§ **Action item**: Line count for the string "time" in the records below: report that figure and nothing else.
──────────
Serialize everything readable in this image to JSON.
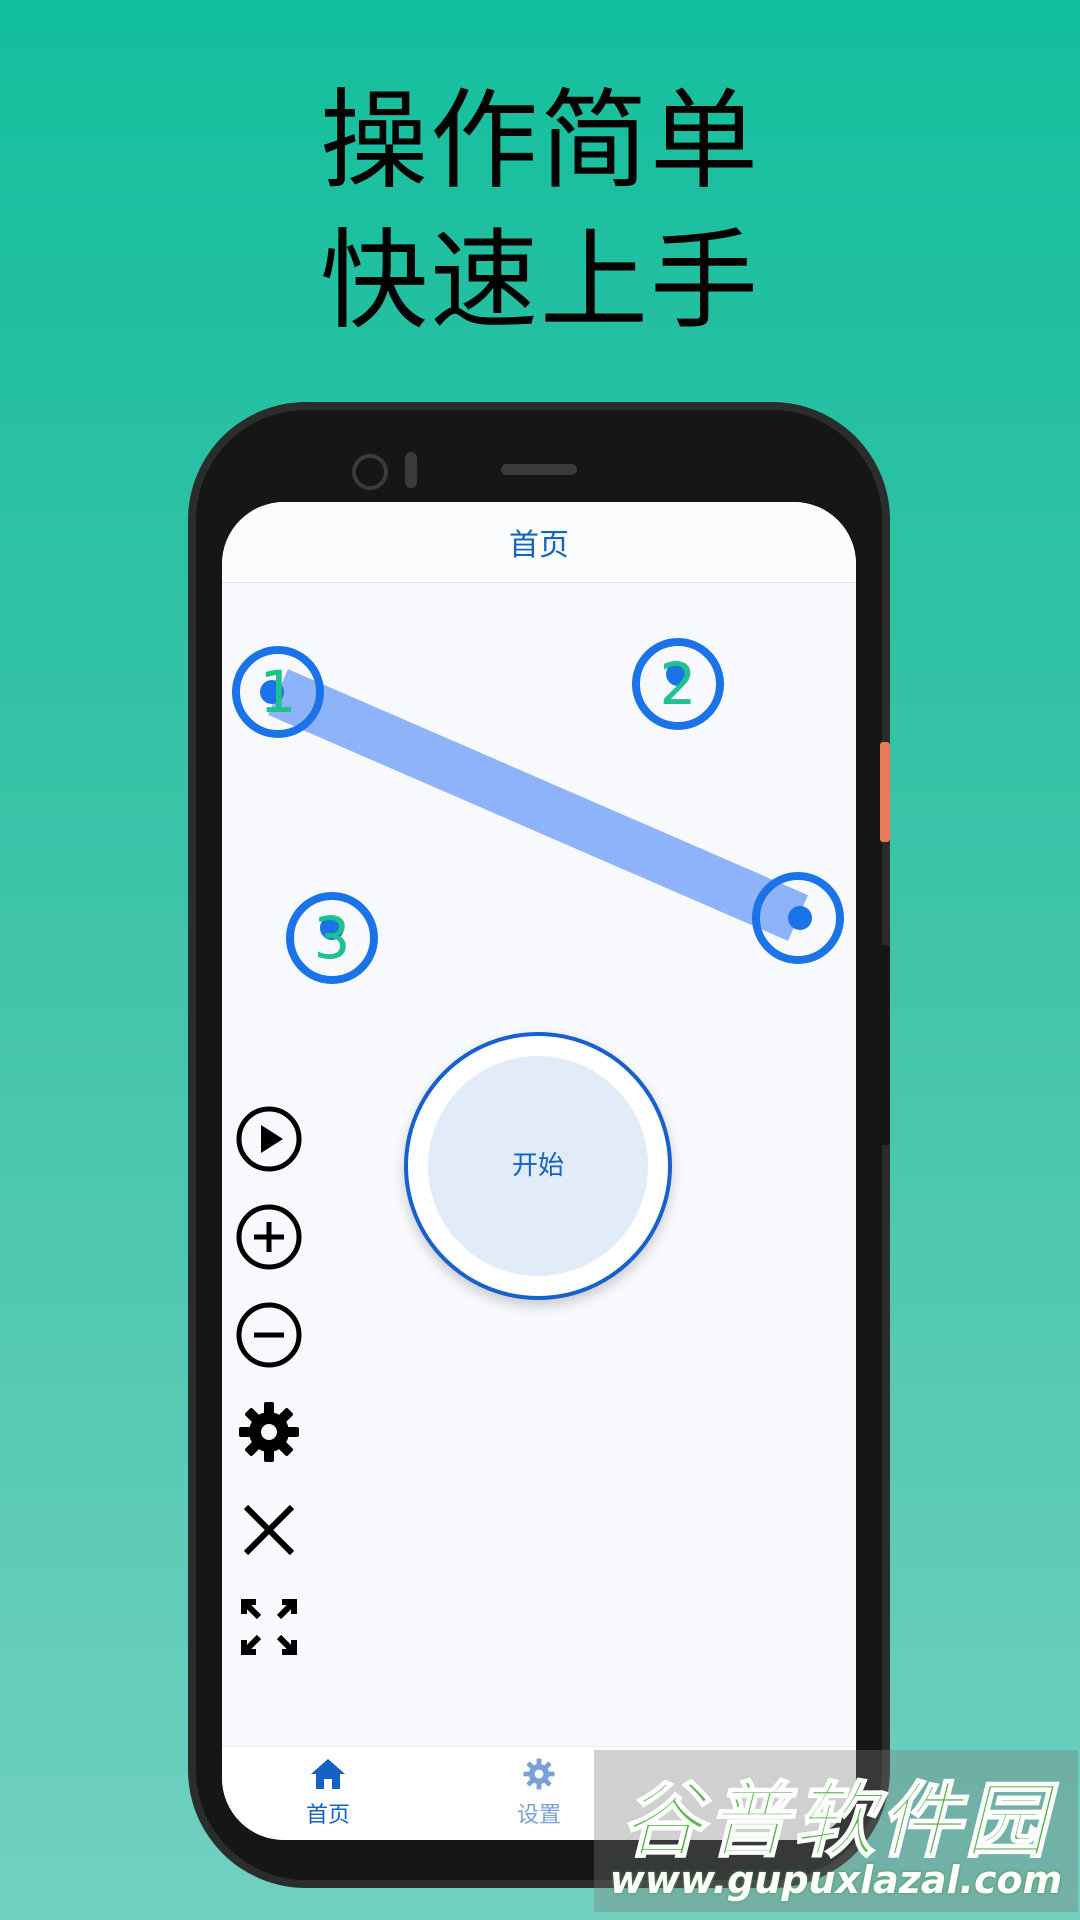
{
  "headline": {
    "line1": "操作简单",
    "line2": "快速上手"
  },
  "app": {
    "title": "首页",
    "points": [
      {
        "label": "1"
      },
      {
        "label": "2"
      },
      {
        "label": "3"
      }
    ],
    "start_button": "开始",
    "toolbar": [
      "play-icon",
      "zoom-in-icon",
      "zoom-out-icon",
      "gear-icon",
      "close-icon",
      "fullscreen-icon"
    ],
    "nav": [
      {
        "label": "首页",
        "icon": "home-icon",
        "active": true
      },
      {
        "label": "设置",
        "icon": "gear-icon",
        "active": false
      }
    ]
  },
  "colors": {
    "accent": "#1463c4",
    "marker_ring": "#1a73e8",
    "number_green": "#1ec28c",
    "swipe_path": "#8fb3fb",
    "background": "#13bf9d"
  },
  "watermark": {
    "title": "谷普软件园",
    "url": "www.gupuxlazal.com"
  }
}
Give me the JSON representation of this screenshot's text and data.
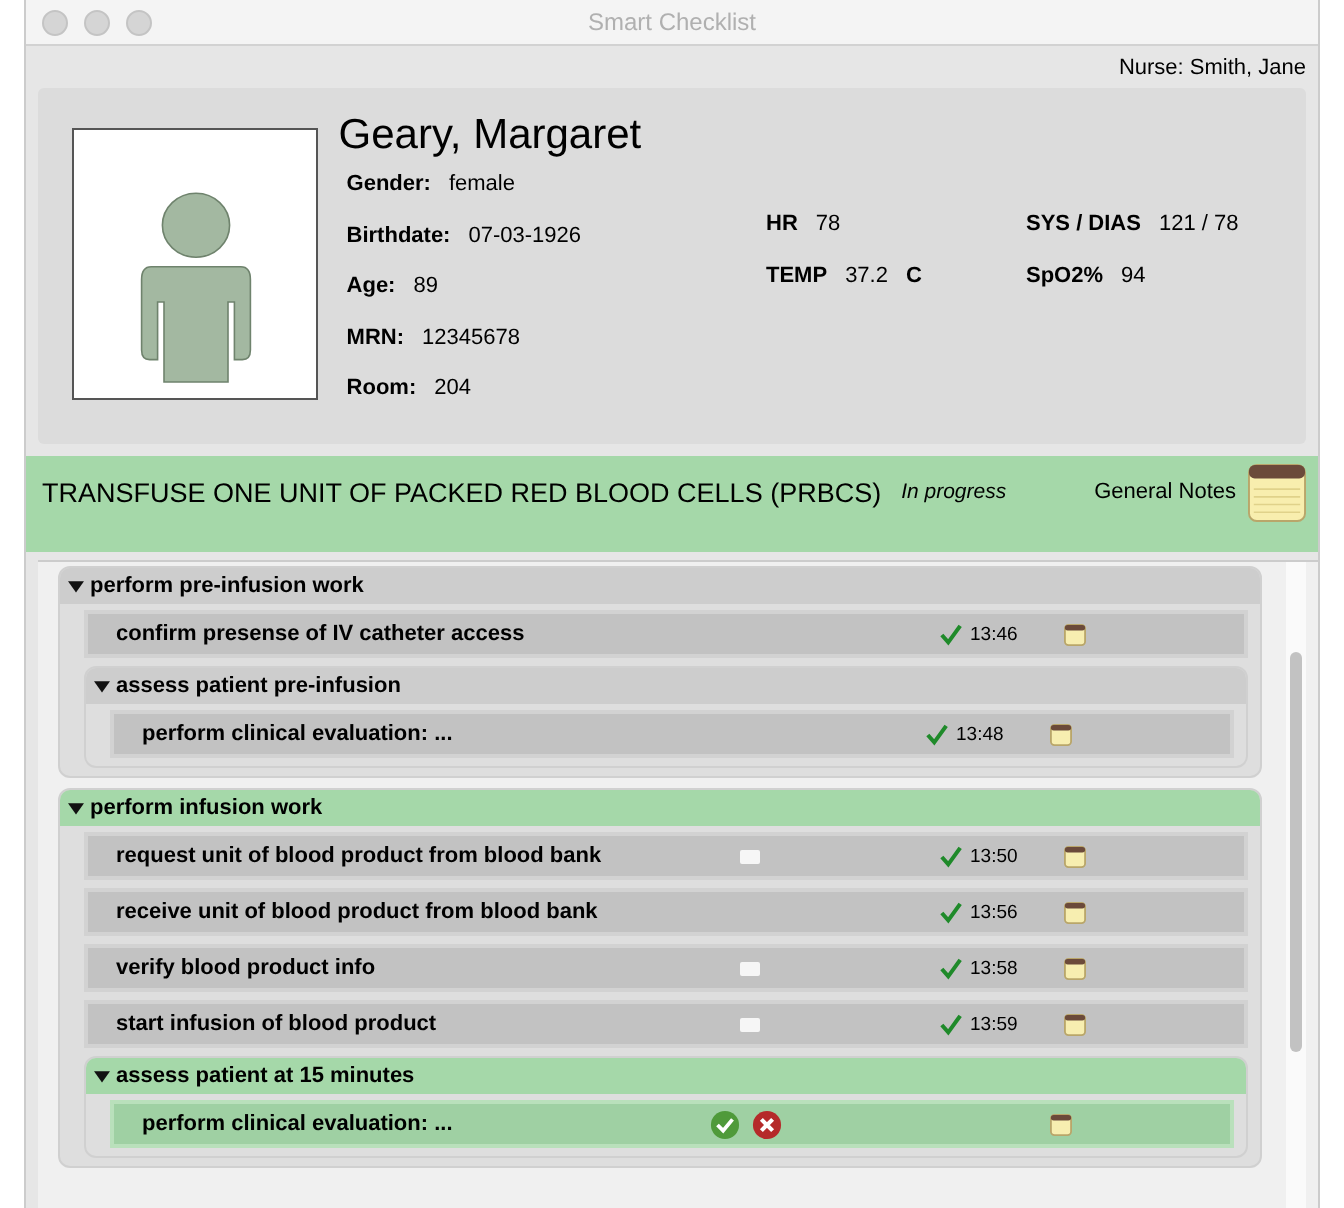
{
  "window": {
    "title": "Smart Checklist"
  },
  "nurse": "Nurse: Smith, Jane",
  "patient": {
    "name": "Geary, Margaret",
    "fields": [
      {
        "label": "Gender:",
        "value": "female"
      },
      {
        "label": "Birthdate:",
        "value": "07-03-1926"
      },
      {
        "label": "Age:",
        "value": "89"
      },
      {
        "label": "MRN:",
        "value": "12345678"
      },
      {
        "label": "Room:",
        "value": "204"
      }
    ],
    "vitals": [
      {
        "label": "HR",
        "value": "78"
      },
      {
        "label": "SYS / DIAS",
        "value": "121  /  78"
      },
      {
        "label": "TEMP",
        "value": "37.2",
        "unit": "C"
      },
      {
        "label": "SpO2%",
        "value": "94"
      }
    ]
  },
  "task": {
    "title": "TRANSFUSE ONE UNIT OF PACKED RED BLOOD CELLS (PRBCS)",
    "status": "In progress",
    "notes_label": "General Notes"
  },
  "checklist": [
    {
      "kind": "group",
      "label": "perform pre-infusion work",
      "active": false,
      "expanded": true,
      "children": [
        {
          "kind": "step",
          "label": "confirm presense of IV catheter access",
          "comment": false,
          "done": true,
          "time": "13:46",
          "active": false
        },
        {
          "kind": "group",
          "label": "assess patient pre-infusion",
          "active": false,
          "expanded": true,
          "children": [
            {
              "kind": "step",
              "label": "perform clinical evaluation: ...",
              "comment": false,
              "done": true,
              "time": "13:48",
              "active": false
            }
          ]
        }
      ]
    },
    {
      "kind": "group",
      "label": "perform infusion work",
      "active": true,
      "expanded": true,
      "children": [
        {
          "kind": "step",
          "label": "request unit of blood product from blood bank",
          "comment": true,
          "done": true,
          "time": "13:50",
          "active": false
        },
        {
          "kind": "step",
          "label": "receive unit of blood product from blood bank",
          "comment": false,
          "done": true,
          "time": "13:56",
          "active": false
        },
        {
          "kind": "step",
          "label": "verify blood product info",
          "comment": true,
          "done": true,
          "time": "13:58",
          "active": false
        },
        {
          "kind": "step",
          "label": "start infusion of blood product",
          "comment": true,
          "done": true,
          "time": "13:59",
          "active": false
        },
        {
          "kind": "group",
          "label": "assess patient at 15 minutes",
          "active": true,
          "expanded": true,
          "children": [
            {
              "kind": "step",
              "label": "perform clinical evaluation: ...",
              "comment": false,
              "done": false,
              "active": true
            }
          ]
        }
      ]
    }
  ]
}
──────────
§ **Answer to this problem**: 6